Above all, you must respect your client. Always remember who is paying you. Before taking on a job, make sure you understand all the requirements and that you are in a position to fulfil them. Then, just do your job. Whether it is the deadline, the quality or the specific terms and conditions of the translation, respect what is asked from you. Naturally, if you are asked to keep the content confidential, you cannot announce to the world the interesting facts you found out about the patent translation you are working on, for instance. I repeat: always remember who is paying you!
9 –Respect yourself
If you do not feel comfortable with a certain topic you are asked to translate, if you consider the translation conditions are not the best or if you think someone is taking advantage of your inexperience, learn to say “No”. Just because you are starting out in your career, you don’t have to accept everything. Know your limits and value yourself. After all, professionalism is not measured in years of experience. Above all, you are already a professional in your own right.
With everything in life, it is important to invest. I’m sorry if this is not what you wanted to hear, but it is nevertheless a fact. Whether it is a question of acquiring knowledge or tools or of socializing with colleagues (preferably all three), all of these are sources of enrichment. In a world like ours, revolutionized by new technology and in a constant state of change, it is crucial to always stay up to date with the latest developments: good training, innovative software that helps you optimize your time, a tool that enables you to immediately access old projects on a specific topic, an unusual translation technique, a complex term base… However, don’t forget to invest in human relationships too. They often hold answers you might not even know you are looking for! So invest; if you don’t, you might easily feel that though you have just started you are already out of date.
11 –Don’t give up
As with everything in life, don’t give up as soon as you hit the first setback. The translation market is vast, but it is difficult and highly unpredictable. Especially if you are a freelance translator, you will go through periods of “stagnation” where you don’t know what the future holds for you. Be persistent, send out your CV, do translation tests, do your best and if necessary persist some more, send out more CVs, do more translation tests and go on doing your best. No one said it would be easy, just that “If at first you don’t succeed, try, try again”!
12 – Love what you do

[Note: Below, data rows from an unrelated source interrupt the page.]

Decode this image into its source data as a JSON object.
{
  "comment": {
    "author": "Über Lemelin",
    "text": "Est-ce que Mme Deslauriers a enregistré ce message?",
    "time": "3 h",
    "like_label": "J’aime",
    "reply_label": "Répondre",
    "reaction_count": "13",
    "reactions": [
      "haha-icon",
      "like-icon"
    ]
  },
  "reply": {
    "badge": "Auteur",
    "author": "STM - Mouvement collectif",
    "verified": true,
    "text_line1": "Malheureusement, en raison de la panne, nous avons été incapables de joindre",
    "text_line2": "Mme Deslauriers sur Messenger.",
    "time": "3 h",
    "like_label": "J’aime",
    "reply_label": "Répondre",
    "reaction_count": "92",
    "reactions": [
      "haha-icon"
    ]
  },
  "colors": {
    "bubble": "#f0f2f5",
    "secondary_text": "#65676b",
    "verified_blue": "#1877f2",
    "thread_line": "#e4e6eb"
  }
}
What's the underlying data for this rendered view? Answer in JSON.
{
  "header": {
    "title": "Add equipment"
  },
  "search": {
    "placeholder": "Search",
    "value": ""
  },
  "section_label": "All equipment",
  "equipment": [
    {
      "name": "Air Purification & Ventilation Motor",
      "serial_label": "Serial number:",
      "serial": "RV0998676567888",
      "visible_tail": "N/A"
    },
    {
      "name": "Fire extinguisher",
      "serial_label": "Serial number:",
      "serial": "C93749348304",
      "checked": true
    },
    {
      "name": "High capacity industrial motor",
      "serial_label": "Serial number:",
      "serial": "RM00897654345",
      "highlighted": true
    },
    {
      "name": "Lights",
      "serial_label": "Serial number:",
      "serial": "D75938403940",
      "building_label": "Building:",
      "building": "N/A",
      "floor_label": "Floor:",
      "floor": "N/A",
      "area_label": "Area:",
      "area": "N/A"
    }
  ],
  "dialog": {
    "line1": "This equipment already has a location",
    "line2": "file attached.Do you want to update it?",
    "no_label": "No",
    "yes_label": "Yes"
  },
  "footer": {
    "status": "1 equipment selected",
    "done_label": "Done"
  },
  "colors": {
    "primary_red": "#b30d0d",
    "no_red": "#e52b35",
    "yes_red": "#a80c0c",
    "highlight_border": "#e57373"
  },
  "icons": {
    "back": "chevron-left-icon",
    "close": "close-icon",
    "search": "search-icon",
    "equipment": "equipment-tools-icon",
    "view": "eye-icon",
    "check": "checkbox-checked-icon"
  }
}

Last but not least, if you have to spend the rest of your life doing something (or trying to do it), at least enjoy it and make it worthwhile. Translation has the charm of placing a variety of themes and paths in front of us. It isn’t always easy to choose, but as far as possible specialize in fields that appeal to you, for they will enable you to produce your best work. Those fields will also be the ones you find most satisfying and fulfilling, both personally and professionally.